So I did read one, and today, the 1st July and in honour of my marvellous Mum, I am here to talk about it.

(Also I read it on the Kindle but I bought this copy because it's the first I ever read and I felt like I should own it and also it matches my Evil Under the Sun and looks pretty on my desk. I have such a bool related problem omg.)

So here's the thing. Dame Agatha Christie is the queen of crime fiction. You think I'm wrong? I'll fight you. With a pen - it's mightier than a sword. She is though - she's the best - her crimes, her victims, her suspects, her red herrings, her twists and her turns. She was the best at what she did - so much so in fact, that her her books don't lose anything over time. Orient Express is still being adapted for the big screen and it doesn't feel dated, not really; it's still a fun, clever mystery.

The thing I noticed right away when I started Murder at the Vicarage, and I read the first 10% in about half an hour, is just that: it doesn't feel massively dated, it's easy to read, it's smart and witty and if I'd picked it up and read it with zero background knowledge I wouldn't have guessed it was written almost 90 years ago. That's quite the feat. I mean, it is dated, of course it is, but not in a way that makes it hard to read or irrelevant. The vicar, who narrates, doesn't feel like a guy who were he alive today would have had probably at least 40 birthday letters from the Queen, he has a much younger wife and they both talk openly about what that means and what people might think and she tells him, quite frankly, that people will probably be expecting her to sleep around.

Miss Marple is excellent. I mean, I'm stubborn and I don't so much want Mum to be right (even though it's a fact of my life that she always is) but do you know what: I loved this book. Where oh where has this series been all my life ('on the bookshelf love, I tried to tell you...' I can hear Mum rolling her eyes all the way from her holiday cottage, where I imagine she's drinking wine and laughing at me).
I did expect Miss Marple to be a more major character though, I must admit. Perhaps the other books are different but in this one she sort of pops up 5 or 6 times throughout the book, is mentioned maybe 5 or 6 more as knowing everything and never being wrong and then arrives at the end having solved the crime. It's odd, because the whole story really is that of the vicar, and his investigation and we don't get to know Miss Marple or follow her deductions at all. That made me a little sad - I think because I was expecting to get to know her but really she felt like a secondary character in what I had expected to be her own book. Le sigh.

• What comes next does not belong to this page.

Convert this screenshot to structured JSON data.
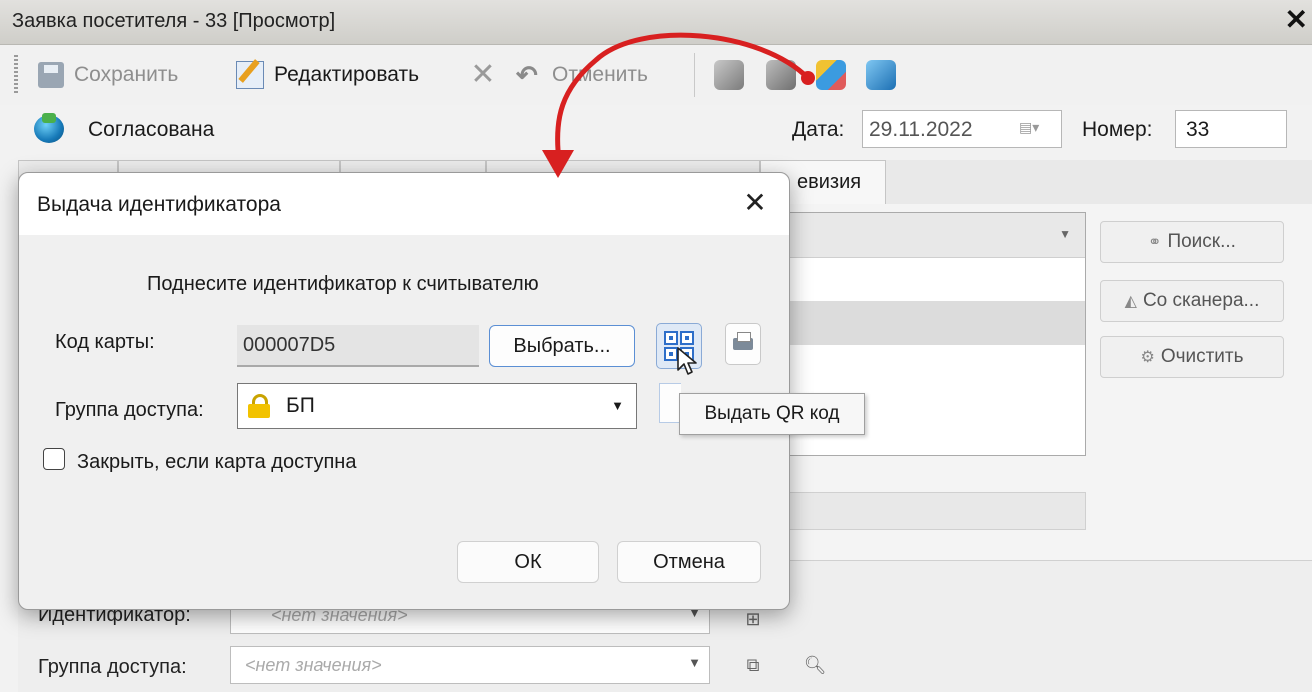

That said: I loved it, it was an easy read that made me happy, I didn't guess whodunit and I am very obviously planning to read some more.

Thanks Mum and I'm sorry it's taken over 20 years for me to listen to you, about this anyhow.